Chances of Selection: 90 percent
2. Henderson Alvarez, RHP
Alvarez's no-hitter from the last game of 2013 got him some national notoriety, and his continued work in putting up dominant starts from time to time have only increased his spotlight. The injury to Jose Fernandez left the Marlins down a top-notch starter, but Alvarez has filled the void nicely by throwing efficient shutouts, otherwise known as Madduxes. From the linked Beyond the Box Score article:
Num Pitcher Madduxes 1 Greg Maddux 13 2 Zane Smith 7 3 Bob Tewksbury 6 4 Don Newcombe 6 5 Don Drysdale 5 6 Sandy Koufax 5 7 Tom Glavine 5 8 Bartolo Colon 4 9 Chris Bosio 4 10 Henderson Alvarez 4 11 James Shields 4 12 Jamie Moyer 4 13 Preacher Roe 4 14 Roy Halladay 4 15 14 tied with… 3

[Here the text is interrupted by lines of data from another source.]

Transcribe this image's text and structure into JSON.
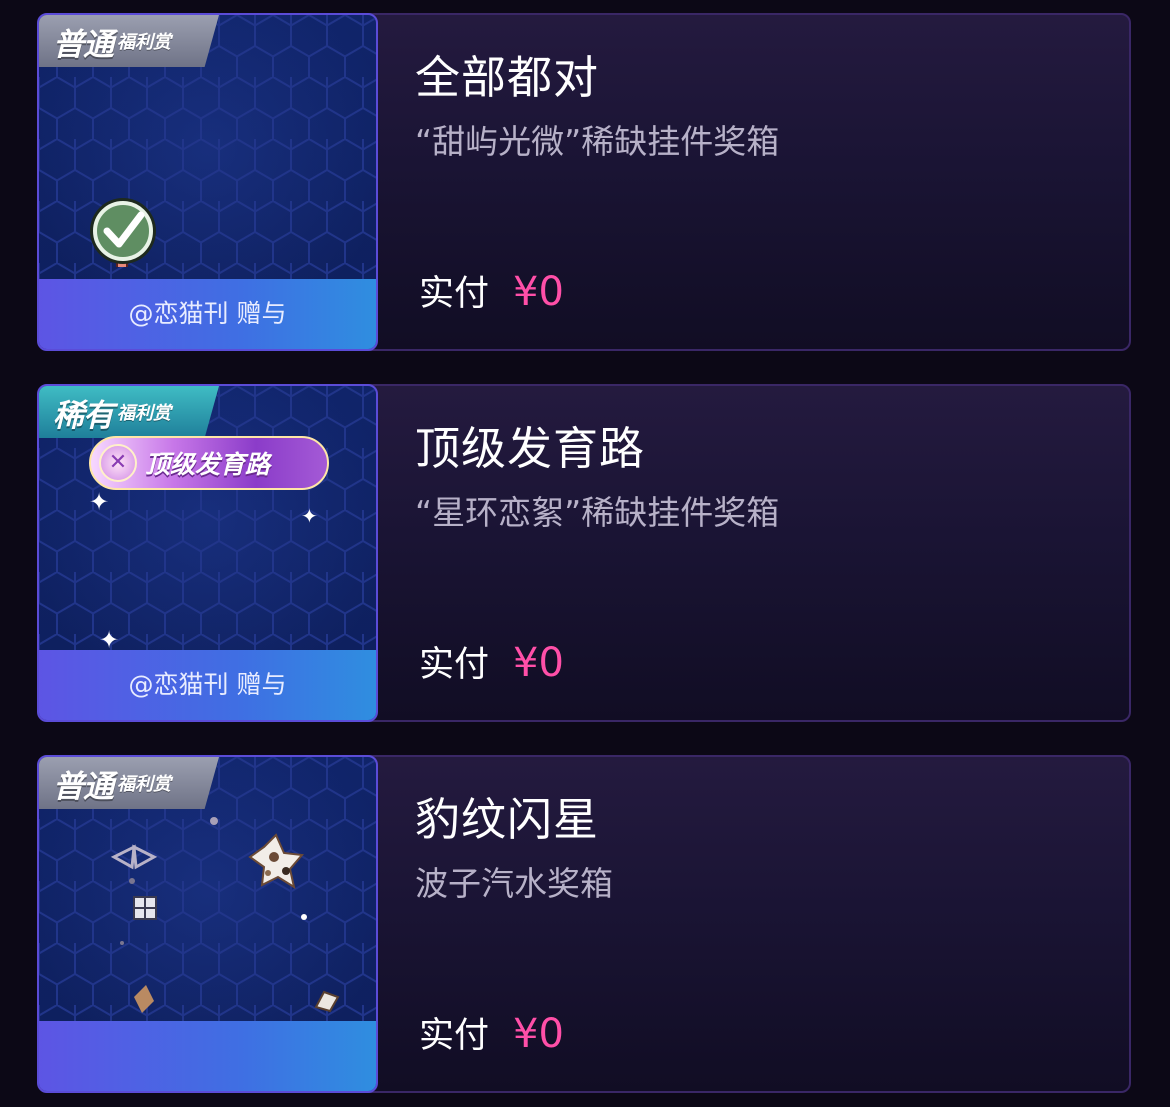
{
  "colors": {
    "background": "#0c0816",
    "price": "#ff4fa8",
    "giver_bar": "#4a64e3"
  },
  "cards": [
    {
      "tag_big": "普通",
      "tag_small": "福利赏",
      "tag_type": "normal",
      "title": "全部都对",
      "subtitle": "“甜屿光微”稀缺挂件奖箱",
      "pay_label": "实付",
      "price": "¥0",
      "giver": "@恋猫刊 赠与",
      "icon": "check-icon"
    },
    {
      "tag_big": "稀有",
      "tag_small": "福利赏",
      "tag_type": "rare",
      "title": "顶级发育路",
      "subtitle": "“星环恋絮”稀缺挂件奖箱",
      "pay_label": "实付",
      "price": "¥0",
      "giver": "@恋猫刊 赠与",
      "badge_text": "顶级发育路",
      "icon": "title-badge-icon"
    },
    {
      "tag_big": "普通",
      "tag_small": "福利赏",
      "tag_type": "normal",
      "title": "豹纹闪星",
      "subtitle": "波子汽水奖箱",
      "pay_label": "实付",
      "price": "¥0",
      "giver": "",
      "icon": "leopard-star-icon"
    }
  ]
}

It is impressive, but unsurprising that Alvarez and his extreme ground ball tendencies have led to lower ERAs and low-pitch complete game shutouts. The fact that Alvarez has had three such games in his last 15 starts is impressive, but also rather arbitrary in its endpoints. The shutouts are hard to ignore, however, and his low pitch count game is built for endurance and extra innings other starters may not be able to squeeze.
Alvarez's problem is the tight competition in the National League. I count up to nine starters who would likely see the nod for the All-Star Game before Alvarez gets it based on ERA and pitcher win total. Alvarez would easily be among the first to get the call in case of injury, but there may be just too many starters in front of him, all of whom have more impressive strikeout numbers and national spotlights.
Chances of Selection: 20 percent
3. Casey McGehee, 3B
McGehee's biggest advantage in the race for backup third baseman is his dominance in two of the three traditional categories. He leads qualified National League third basemen in batting average (ahead of Luis Valbuena, who is having a very good season in Chicago!) and RBI with 44 to his name. Typically, that would make him a slam dunk of a candidate, but there are reasons why McGehee is not considered the top third baseman in the NL. For one, the third Triple Crown category is severely lacking; McGehee has just one home run this season.
His batting line is fourth-best in the NL among third basemen, but he sits behind six players in terms of WAR. It is safe to say his only real competition appears to be Todd Frazier of the Cincinnati Reds, Matt Carpenter of the St. Louis Cardinals, and Anthony Rendon of the Washington Nationals, but that is three names for just one backup spot behind the eventual vote-getter, who may be the less-deserving David Wright or Pablo Sandoval.
Chances of Selection: 5 percent
4. Nathan Eovaldi, SP
Eovaldi had a shot at gaining traction in the starting pitching group, but unlike Alvarez, his ERA is not flashy enough to garner a lot of interest. Eovaldi does have the benefit of a wicked fastball, but the managers and players who select the pitchers at the All-Star team may not care about that over the superficial numbers. Eovaldi also does not rack up enough strikeouts to pique a lot of interest, so his gameplan has been to avoid walks and throw the ball really hard.
His chances can definitely go up with a few strong outings, but his ERA needs to be lower to be considered. The impressive 3.16 FIP, almost identical to Alvarez's, will not be considered when looking at All-Star selection.
Chances of Selection: 1 percent
5. Marcell Ozuna, OF
The outfield in the National League is stacked, so the odds of anyone sneaking in to the fifth or sixth spot undeservedly seems very slim. Ozuna has the right power numbers for the job, as his 12 home runs are tied for fourth among National League outfielders, but his batting line is merely good and not great, and he will get minimal consideration for playing center field.
The top four outfielders are set with Stanton, Yasiel Puig, Andrew McCutchen, and Carlos Gomez. Two outfield spots remain, and names like Justin Upton, Charlie Blackmon, and Hunter Pence are going to get a lot of traction for an All-Star bid. Ozuna is a good deal away from that group.
Chances of Selection: Less than 1 percent